▶ [PROBLEM DETAILS]
Look through the material and copy each line holding "RecordID".

--- START ---

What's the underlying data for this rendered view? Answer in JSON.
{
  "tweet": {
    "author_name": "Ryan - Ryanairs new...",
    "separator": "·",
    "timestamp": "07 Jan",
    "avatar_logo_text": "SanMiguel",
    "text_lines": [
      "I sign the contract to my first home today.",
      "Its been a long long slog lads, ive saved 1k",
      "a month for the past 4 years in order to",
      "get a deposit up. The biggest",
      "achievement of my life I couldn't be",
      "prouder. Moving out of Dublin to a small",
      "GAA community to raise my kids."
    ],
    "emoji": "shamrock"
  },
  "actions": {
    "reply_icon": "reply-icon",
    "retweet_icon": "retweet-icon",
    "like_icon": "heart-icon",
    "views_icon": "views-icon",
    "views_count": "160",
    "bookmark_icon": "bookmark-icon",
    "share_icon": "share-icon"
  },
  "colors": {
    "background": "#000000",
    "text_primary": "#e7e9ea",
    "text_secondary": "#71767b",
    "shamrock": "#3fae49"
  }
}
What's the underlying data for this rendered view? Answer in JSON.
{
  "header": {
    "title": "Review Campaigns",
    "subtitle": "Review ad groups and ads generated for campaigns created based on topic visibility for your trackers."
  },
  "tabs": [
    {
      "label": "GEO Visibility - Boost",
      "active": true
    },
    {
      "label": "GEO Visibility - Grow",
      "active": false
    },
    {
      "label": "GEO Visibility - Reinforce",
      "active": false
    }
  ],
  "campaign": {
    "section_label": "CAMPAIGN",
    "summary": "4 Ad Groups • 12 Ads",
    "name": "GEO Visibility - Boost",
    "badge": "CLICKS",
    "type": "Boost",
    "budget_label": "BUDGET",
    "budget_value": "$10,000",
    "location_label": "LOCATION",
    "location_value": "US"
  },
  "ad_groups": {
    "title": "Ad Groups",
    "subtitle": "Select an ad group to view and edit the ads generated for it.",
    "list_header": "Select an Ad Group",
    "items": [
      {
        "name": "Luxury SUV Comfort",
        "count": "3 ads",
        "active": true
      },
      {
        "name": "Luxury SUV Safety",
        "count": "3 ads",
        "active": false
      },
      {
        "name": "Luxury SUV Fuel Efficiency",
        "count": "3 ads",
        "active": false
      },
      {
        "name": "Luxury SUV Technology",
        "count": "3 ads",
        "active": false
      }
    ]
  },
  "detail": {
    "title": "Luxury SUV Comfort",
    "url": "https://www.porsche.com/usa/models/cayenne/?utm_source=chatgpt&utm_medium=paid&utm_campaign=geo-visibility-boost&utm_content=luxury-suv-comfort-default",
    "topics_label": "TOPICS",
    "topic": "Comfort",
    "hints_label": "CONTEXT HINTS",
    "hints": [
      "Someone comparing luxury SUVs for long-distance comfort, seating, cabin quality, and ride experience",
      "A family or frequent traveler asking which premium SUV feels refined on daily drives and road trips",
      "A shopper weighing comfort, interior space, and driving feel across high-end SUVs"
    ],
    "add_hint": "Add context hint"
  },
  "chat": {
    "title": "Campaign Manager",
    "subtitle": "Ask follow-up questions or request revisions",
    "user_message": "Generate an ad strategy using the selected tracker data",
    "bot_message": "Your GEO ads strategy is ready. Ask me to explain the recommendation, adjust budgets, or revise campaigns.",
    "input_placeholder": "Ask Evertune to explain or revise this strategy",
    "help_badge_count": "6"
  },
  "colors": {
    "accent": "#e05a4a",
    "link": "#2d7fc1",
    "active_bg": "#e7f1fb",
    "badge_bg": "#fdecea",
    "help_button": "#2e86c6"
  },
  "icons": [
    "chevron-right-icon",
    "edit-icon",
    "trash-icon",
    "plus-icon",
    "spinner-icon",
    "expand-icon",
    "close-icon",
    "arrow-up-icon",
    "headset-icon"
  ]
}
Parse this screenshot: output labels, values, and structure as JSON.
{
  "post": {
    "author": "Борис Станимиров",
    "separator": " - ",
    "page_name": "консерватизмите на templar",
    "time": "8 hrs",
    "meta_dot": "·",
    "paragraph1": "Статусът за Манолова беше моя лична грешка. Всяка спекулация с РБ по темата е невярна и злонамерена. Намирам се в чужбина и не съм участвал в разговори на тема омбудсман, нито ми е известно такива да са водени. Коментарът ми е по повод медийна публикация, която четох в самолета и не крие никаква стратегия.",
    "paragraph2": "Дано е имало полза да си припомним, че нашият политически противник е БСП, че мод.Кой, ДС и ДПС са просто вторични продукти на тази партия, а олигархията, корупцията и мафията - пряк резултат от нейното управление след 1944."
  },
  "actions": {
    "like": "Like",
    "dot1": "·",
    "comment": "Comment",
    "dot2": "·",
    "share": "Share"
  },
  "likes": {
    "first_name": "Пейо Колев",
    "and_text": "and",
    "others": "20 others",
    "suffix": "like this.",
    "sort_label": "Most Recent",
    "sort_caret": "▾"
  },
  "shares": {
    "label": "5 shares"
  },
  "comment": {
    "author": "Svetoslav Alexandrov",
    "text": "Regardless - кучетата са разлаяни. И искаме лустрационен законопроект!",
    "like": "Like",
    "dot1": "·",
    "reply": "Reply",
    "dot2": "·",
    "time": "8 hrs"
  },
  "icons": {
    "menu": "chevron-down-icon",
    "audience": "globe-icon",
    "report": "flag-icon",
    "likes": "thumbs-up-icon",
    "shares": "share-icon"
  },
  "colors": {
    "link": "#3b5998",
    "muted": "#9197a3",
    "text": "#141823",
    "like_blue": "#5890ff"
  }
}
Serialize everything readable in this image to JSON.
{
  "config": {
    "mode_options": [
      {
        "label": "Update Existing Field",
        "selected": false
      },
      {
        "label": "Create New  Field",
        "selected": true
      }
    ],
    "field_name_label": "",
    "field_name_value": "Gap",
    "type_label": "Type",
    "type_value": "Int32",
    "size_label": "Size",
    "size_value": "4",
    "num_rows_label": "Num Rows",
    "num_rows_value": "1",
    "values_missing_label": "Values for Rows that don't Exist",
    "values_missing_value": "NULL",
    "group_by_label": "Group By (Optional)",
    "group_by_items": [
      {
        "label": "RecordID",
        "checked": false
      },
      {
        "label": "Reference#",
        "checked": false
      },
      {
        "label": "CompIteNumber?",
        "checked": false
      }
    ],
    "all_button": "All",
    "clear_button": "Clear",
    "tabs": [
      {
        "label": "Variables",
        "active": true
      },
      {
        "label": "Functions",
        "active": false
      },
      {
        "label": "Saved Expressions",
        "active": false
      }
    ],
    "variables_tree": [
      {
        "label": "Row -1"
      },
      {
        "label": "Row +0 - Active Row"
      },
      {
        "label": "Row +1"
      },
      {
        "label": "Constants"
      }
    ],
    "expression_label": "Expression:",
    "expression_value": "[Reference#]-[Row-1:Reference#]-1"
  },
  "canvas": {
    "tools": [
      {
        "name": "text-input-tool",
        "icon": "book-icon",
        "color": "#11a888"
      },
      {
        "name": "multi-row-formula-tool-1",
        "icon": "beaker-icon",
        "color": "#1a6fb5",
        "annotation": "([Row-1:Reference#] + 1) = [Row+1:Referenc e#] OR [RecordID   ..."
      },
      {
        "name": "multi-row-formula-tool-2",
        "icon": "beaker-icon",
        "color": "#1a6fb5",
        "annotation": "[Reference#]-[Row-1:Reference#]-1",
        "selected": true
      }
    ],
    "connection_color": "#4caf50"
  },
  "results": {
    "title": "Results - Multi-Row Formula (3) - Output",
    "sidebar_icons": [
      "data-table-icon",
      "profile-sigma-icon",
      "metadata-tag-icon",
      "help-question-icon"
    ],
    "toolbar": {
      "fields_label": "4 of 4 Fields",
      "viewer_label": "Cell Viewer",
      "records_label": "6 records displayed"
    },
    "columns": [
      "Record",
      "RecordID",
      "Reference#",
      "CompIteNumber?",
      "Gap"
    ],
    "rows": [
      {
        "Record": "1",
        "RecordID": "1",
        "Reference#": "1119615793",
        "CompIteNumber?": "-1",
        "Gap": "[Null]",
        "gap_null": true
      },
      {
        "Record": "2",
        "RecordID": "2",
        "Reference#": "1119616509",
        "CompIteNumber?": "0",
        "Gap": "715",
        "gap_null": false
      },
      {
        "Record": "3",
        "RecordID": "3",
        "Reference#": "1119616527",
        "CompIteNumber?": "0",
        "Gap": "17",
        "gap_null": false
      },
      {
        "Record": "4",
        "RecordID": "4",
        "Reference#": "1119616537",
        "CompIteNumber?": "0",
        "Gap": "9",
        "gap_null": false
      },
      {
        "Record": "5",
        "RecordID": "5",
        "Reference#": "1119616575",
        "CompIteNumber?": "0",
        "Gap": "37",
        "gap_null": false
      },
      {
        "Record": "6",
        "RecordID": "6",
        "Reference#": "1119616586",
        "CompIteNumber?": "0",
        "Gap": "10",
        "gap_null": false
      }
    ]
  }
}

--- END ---

▶ [OUTPUT OF THE TASK]
        "label": "RecordID",
        "annotation": "([Row-1:Reference#] + 1) = [Row+1:Referenc e#] OR [RecordID   ..."
      "RecordID",
        "RecordID": "1",
        "RecordID": "2",
        "RecordID": "3",
        "RecordID": "4",
        "RecordID": "5",
        "RecordID": "6",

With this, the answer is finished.